> **Task goal**
Reproduce each line from the records that holds "icon".

(Dataset extract)

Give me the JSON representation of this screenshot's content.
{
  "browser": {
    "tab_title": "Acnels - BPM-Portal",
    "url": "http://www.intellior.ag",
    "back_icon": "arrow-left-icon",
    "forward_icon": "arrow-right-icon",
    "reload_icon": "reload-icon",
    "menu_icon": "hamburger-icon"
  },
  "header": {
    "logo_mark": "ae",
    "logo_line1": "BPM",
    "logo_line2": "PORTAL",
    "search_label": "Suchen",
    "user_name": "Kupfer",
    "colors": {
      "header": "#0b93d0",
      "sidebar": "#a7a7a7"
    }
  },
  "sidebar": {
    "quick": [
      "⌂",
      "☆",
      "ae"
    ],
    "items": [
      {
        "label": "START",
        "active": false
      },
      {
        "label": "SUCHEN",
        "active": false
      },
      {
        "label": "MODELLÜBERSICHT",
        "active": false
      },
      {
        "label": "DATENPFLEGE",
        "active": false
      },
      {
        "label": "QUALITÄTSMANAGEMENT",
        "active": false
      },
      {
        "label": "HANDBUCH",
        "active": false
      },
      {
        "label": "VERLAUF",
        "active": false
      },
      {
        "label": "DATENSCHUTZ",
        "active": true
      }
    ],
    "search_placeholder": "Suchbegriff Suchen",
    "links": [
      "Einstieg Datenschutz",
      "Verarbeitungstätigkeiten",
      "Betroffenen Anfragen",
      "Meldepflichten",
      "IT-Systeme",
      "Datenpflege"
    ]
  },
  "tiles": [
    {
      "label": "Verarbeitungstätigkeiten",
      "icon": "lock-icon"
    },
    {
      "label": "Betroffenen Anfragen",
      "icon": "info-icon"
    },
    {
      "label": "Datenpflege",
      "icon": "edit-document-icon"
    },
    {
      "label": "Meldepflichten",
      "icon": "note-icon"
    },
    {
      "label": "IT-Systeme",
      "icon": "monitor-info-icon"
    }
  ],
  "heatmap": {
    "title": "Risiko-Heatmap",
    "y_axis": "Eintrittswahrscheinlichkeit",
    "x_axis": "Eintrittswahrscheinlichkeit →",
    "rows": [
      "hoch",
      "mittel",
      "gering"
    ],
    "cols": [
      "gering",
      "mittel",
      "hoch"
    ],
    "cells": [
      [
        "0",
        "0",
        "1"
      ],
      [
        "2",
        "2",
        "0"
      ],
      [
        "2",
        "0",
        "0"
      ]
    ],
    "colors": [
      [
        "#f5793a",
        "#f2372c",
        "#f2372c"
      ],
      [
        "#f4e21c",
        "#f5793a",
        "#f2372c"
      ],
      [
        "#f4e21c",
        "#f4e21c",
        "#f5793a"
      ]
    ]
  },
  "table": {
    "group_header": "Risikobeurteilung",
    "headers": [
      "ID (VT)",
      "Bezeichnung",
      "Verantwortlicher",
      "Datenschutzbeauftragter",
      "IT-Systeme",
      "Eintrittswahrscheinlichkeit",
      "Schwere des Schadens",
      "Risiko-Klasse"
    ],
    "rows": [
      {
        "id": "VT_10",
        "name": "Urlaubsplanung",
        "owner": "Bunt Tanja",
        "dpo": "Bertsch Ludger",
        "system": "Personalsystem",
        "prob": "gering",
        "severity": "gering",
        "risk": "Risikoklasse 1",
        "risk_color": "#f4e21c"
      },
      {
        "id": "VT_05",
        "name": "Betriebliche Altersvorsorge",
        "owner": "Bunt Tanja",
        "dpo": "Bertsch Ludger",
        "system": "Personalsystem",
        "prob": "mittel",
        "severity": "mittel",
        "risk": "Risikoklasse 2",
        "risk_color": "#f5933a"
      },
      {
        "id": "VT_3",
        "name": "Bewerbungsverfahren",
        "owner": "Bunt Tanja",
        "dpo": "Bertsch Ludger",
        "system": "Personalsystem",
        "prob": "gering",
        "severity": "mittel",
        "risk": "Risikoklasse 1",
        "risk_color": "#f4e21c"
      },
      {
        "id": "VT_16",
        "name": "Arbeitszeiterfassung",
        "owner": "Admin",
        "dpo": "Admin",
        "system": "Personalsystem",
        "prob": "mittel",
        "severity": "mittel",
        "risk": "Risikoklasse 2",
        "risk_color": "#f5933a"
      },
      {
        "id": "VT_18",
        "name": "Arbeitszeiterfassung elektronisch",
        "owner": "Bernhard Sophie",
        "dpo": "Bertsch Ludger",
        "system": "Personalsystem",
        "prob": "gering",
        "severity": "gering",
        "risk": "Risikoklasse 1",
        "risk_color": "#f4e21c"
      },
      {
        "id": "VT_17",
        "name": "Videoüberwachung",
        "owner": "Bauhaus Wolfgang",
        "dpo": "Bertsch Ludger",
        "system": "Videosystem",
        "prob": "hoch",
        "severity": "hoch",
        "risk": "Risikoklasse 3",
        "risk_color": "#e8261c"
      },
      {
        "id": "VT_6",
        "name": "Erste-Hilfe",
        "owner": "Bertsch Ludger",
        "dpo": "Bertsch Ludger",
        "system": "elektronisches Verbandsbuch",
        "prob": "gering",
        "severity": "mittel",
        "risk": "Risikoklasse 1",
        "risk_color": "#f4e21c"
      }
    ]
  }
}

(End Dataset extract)

> **Response below**
    "back_icon": "arrow-left-icon",
    "forward_icon": "arrow-right-icon",
    "reload_icon": "reload-icon",
    "menu_icon": "hamburger-icon"
      "icon": "lock-icon"
      "icon": "info-icon"
      "icon": "edit-document-icon"
      "icon": "note-icon"
      "icon": "monitor-info-icon"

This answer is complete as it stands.